Do This With Your Stomach At Least Once A Year To Check Your Risk Of Heart Disease

Heart disease is often called the "silent killer" because some people might not know they have heart disease until they experience a significant event like a heart attack. You're more likely to develop heart disease if your blood pressure is high, you have high cholesterol, or you smoke. The U.S. Centers for Disease Control and Prevention says that almost half of people have one of those conditions.

Yet other conditions and behaviors also put you at risk for heart disease, and some of them are related to other risk factors. Type 2 diabetes is often associated with high blood pressure. An unhealthy diet and lack of exercise are connected to high cholesterol. Obesity and heavy drinking also increase your risk of heart disease.

An annual trip to the doctor will take your blood pressure, and you'll also get your cholesterol checked depending on your age. And yes, you'll have to step on a scale and get a measure of your height to check your body mass index (BMI). Don't get offended when your doctor measures your waistline. Your waist circumference can tell you something about your risk of heart disease.

Waist circumference vs. BMI

The CDC classifies people as overweight if their BMI is over 25 and obese if it's over 30. According to a 2010 study in Obesity Research & Clinical Practice, men with a BMI over 30 are 80% more likely to develop coronary heart disease compared to men between 18.5 and 22.9. Women with a BMI over 30 are twice as likely. Waist circumference also says something about your risk of heart disease. Compared to men with a waist circumference of 33 inches or lower, men whose waist measures 40 inches or more are 2.25 times more likely to develop heart disease. Women with a waist measure of 34 inches or more have a 2.75 greater risk of heart disease.

People who have a lot of muscle carry more weight even if they have less body fat. That's why BMI is somewhat inadequate in predicting your health. However, how much weight you carry around your midsection might give an indication of visceral fat, which is more harmful to your overall health. Visceral fat is the fat around your organs, and you're less likely to see it like you do subcutaneous fat (fat under your skin).

Your BMI might be in a relatively healthy range, but your health could still be at risk. A 2008 study in the American Journal of Epidemiology found that people with a normal BMI and a large waist circumference had a 20% higher mortality risk compared to those with a normal waist circumference.

How to measure your waist circumference

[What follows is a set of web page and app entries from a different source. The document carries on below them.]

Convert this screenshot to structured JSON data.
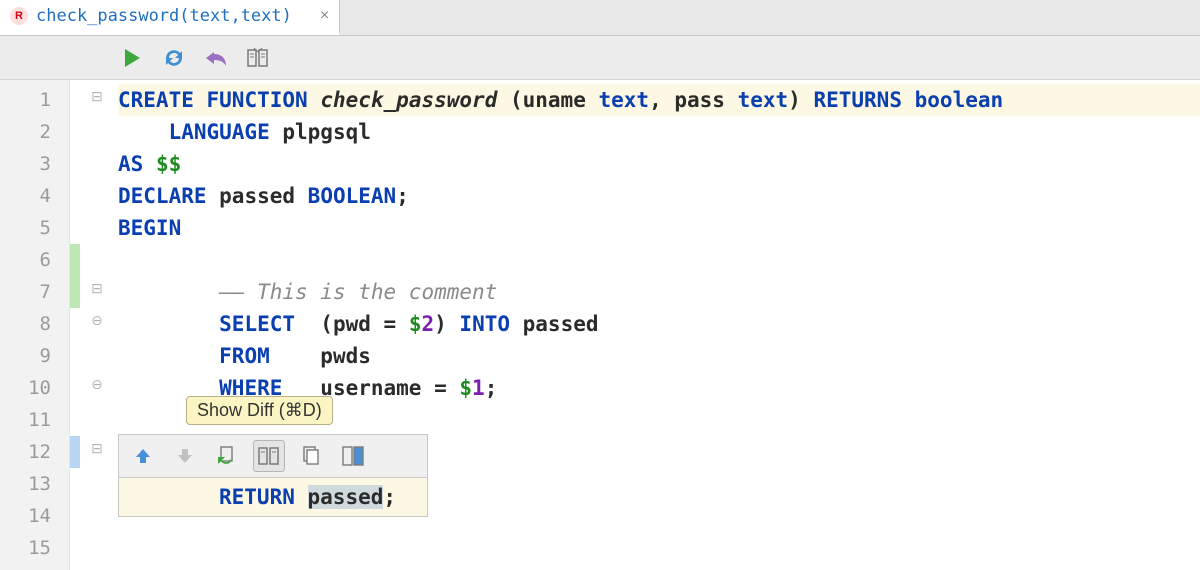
{
  "tab": {
    "icon_letter": "R",
    "label": "check_password(text,text)",
    "close": "×"
  },
  "toolbar": {
    "run": "run-icon",
    "refresh": "refresh-icon",
    "revert": "revert-icon",
    "diff": "diff-icon"
  },
  "gutter": [
    "1",
    "2",
    "3",
    "4",
    "5",
    "6",
    "7",
    "8",
    "9",
    "10",
    "11",
    "12",
    "13",
    "14",
    "15"
  ],
  "code": {
    "l1": {
      "kw1": "CREATE",
      "kw2": "FUNCTION",
      "fn": "check_password",
      "open": " (uname ",
      "t1": "text",
      "comma": ", pass ",
      "t2": "text",
      "close": ") ",
      "kw3": "RETURNS",
      "sp": " ",
      "kw4": "boolean"
    },
    "l2": {
      "indent": "    ",
      "kw": "LANGUAGE",
      "rest": " plpgsql"
    },
    "l3": {
      "kw": "AS",
      "sp": " ",
      "dd": "$$"
    },
    "l4": {
      "kw": "DECLARE",
      "mid": " passed ",
      "kw2": "BOOLEAN",
      "semi": ";"
    },
    "l5": {
      "kw": "BEGIN"
    },
    "l7": {
      "indent": "        ",
      "dash": "—— ",
      "txt": "This is the comment"
    },
    "l8": {
      "indent": "        ",
      "kw": "SELECT",
      "spc": "  (pwd = ",
      "p": "$",
      "n": "2",
      "close": ") ",
      "kw2": "INTO",
      "rest": " passed"
    },
    "l9": {
      "indent": "        ",
      "kw": "FROM",
      "rest": "    pwds"
    },
    "l10": {
      "indent": "        ",
      "kw": "WHERE",
      "mid": "   username = ",
      "p": "$",
      "n": "1",
      "semi": ";"
    }
  },
  "hunk": {
    "tooltip": "Show Diff (⌘D)",
    "line": {
      "kw": "RETURN",
      "sp": " ",
      "sel": "passed",
      "semi": ";"
    }
  }
}
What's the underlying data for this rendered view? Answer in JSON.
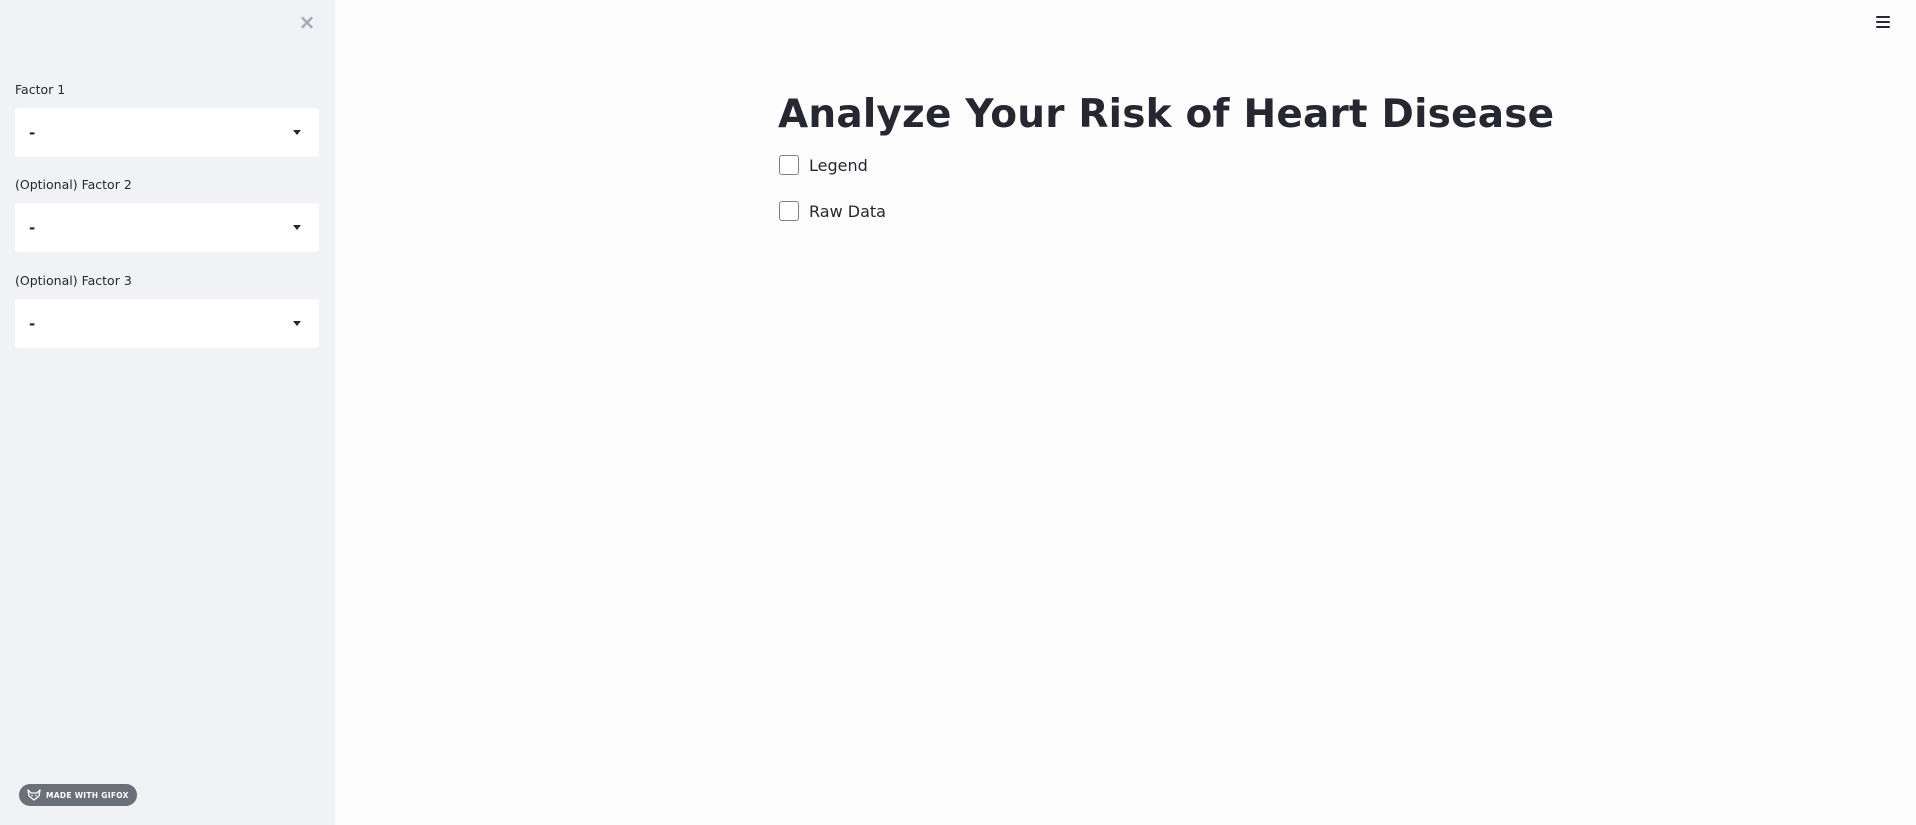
{
  "sidebar": {
    "close_symbol": "×",
    "fields": [
      {
        "label": "Factor 1",
        "value": "-"
      },
      {
        "label": "(Optional) Factor 2",
        "value": "-"
      },
      {
        "label": "(Optional) Factor 3",
        "value": "-"
      }
    ],
    "badge": {
      "icon": "fox-icon",
      "text": "MADE WITH GIFOX"
    }
  },
  "header": {
    "menu_icon": "hamburger-menu-icon"
  },
  "main": {
    "title": "Analyze Your Risk of Heart Disease",
    "checkboxes": [
      {
        "label": "Legend",
        "checked": false
      },
      {
        "label": "Raw Data",
        "checked": false
      }
    ]
  },
  "colors": {
    "sidebar_bg": "#f0f2f6",
    "main_bg": "#fdfdfe",
    "text": "#262730",
    "badge_bg": "#6b6f78"
  }
}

The CDC says that a man could be at risk for obesity-related conditions such as heart disease if his waist circumference is 40 inches or more. Non-pregnant women are at risk if their waist measures more than 35 inches. 

If you have a tape measure at home, you can check your waist circumference. Find your hip bones (i.e. the top of your pelvis) on each side. Wrap the measuring tape around your waist so that it's just above the hip bones. The tape shouldn't be too loose, but you also don't want the tape to press into your skin. You should be able to fit one finger inside the tape. Breathe out, then take the measurement.

If your waist circumference is above these limits, the National Institutes of Health says that just a 5% or 10% reduction in weight can lower your risk of obesity-related diseases. Because obesity is just one factor that can affect your health, you can make other changes in your lifestyle to decrease your risk of heart disease, such as getting plenty of exercise, eating a healthy diet, getting enough sleep, and managing stress and mental health. It's also a good idea to keep tabs on your blood pressure and cholesterol levels and quit smoking.